--- DATA FOR PROCESSING Enclosed Below ---

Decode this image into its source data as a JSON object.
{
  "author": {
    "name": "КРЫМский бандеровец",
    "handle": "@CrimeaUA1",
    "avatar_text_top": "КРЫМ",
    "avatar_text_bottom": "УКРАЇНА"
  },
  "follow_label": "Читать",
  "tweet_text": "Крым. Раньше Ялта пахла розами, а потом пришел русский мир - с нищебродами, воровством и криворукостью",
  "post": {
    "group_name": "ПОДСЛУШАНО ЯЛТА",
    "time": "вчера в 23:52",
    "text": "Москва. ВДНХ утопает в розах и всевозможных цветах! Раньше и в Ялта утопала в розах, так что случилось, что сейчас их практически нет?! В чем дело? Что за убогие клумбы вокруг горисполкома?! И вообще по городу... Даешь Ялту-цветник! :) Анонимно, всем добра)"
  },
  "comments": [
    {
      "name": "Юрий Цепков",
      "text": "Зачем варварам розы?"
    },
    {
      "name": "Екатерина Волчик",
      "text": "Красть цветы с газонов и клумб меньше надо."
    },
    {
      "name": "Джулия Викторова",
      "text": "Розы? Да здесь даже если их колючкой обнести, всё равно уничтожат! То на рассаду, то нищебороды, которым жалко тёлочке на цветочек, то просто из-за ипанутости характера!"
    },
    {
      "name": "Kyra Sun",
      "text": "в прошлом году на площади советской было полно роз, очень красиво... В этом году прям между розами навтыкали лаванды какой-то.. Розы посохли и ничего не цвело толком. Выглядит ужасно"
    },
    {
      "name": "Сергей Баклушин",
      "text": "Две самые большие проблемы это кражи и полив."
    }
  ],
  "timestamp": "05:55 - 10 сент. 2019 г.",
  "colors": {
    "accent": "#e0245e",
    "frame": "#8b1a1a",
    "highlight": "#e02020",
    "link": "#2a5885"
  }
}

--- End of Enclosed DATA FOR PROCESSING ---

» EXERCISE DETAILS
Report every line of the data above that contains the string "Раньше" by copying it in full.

» THE ANSWER
  "tweet_text": "Крым. Раньше Ялта пахла розами, а потом пришел русский мир - с нищебродами, воровством и криворукостью",
    "text": "Москва. ВДНХ утопает в розах и всевозможных цветах! Раньше и в Ялта утопала в розах, так что случилось, что сейчас их практически нет?! В чем дело? Что за убогие клумбы вокруг горисполкома?! И вообще по городу... Даешь Ялту-цветник! :) Анонимно, всем добра)"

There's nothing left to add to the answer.